“Do we know any female British composers?” Leonie Woodland said weakly, looking at a picture of Ethel Smyth. Trying to come up with a female Muslim Nobel laureate, one contestant desperately suggested Aung San Suu Kyi. Asked to provide a first name linking an American concert pianist with the sister of Lazarus one male contestant still buzzed in with “Daniel”.

“Even if we didn’t always get them right,” McKeown tells me, citing that round on female philosophers, which saw them pass on every question, as an example, “it was great to see so many important female figures represented.”

“I don't think the questions about women necessarily affected our performance, but it’s certainly a very good thing that they were there and I hope that they’ll arouse people’s interest in the women featured and in their achievements.”

Benson believes that it hasn’t had a significant effect on performance. “The great majority of the questions that feature women are no different to any others, in that they sit firmly within the realm of standard academic general knowledge.”

He notes that they often refer to historical and background details, citing sets of bonuses on Canadian novelist Ruth Ozeki and British physicist Hertha Ayrton, which both teams answered correctly in full. “Though Ozeki and Ayrton may not be household names, the questions are definitely answerable and deal with central themes in their work and achievements.”

It’s easy to brush off the significance of a fairly geeky Monday night BBC quiz show, but University Challenge still regularly pulls in three million viewers.

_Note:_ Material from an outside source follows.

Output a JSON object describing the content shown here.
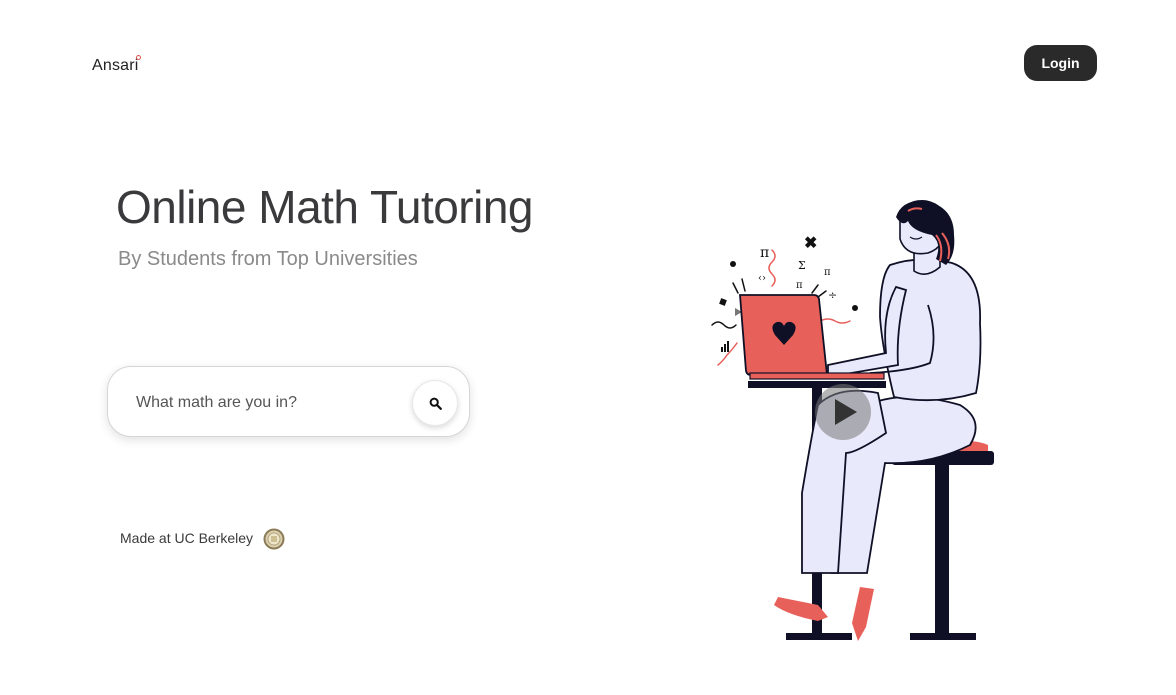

In any case, a show like University Challenge has a cultural significance that outweighs its viewing figures. It helps to shape our understanding of which subjects are intellectual or important, which are history’s most notable achievements, and who is worth learning about. To ignore questions of identity is to risk intellectual laziness, relying on tired ideas of canonical figures – or worse, supremacist propaganda, privileging the achievements of white men over all others.

Quite aside from making for less predictable and more enjoyable television, by including questions on the likes of Stevie Smith, Nella Larsen, Gertrude Stein, Myra Hess, Margaret Mead, and Beryl Bainbridge, University Challenge can diversify the mental encyclopaedias of its viewers, be it a tweed-wearing 60-year-old in Leamington Spa or an 11-year-old like Rosie McKeown with her own dreams of one day competing. It has a responsibility to do so.

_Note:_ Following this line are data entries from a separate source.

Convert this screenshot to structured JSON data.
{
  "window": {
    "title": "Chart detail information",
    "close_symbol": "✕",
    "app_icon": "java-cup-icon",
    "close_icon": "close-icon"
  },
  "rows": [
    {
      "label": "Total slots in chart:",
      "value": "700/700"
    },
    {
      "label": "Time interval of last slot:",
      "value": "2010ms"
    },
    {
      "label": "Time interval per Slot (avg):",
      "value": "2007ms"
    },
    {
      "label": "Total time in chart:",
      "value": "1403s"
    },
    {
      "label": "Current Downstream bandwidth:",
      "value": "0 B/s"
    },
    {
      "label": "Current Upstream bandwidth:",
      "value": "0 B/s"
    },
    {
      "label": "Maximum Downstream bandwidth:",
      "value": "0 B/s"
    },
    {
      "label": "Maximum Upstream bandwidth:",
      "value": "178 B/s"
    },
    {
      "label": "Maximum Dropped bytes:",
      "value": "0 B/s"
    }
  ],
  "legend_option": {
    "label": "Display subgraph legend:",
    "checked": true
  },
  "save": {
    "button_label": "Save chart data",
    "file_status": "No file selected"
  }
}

Anna Leszkiewicz is the New Statesman's deputy culture editor.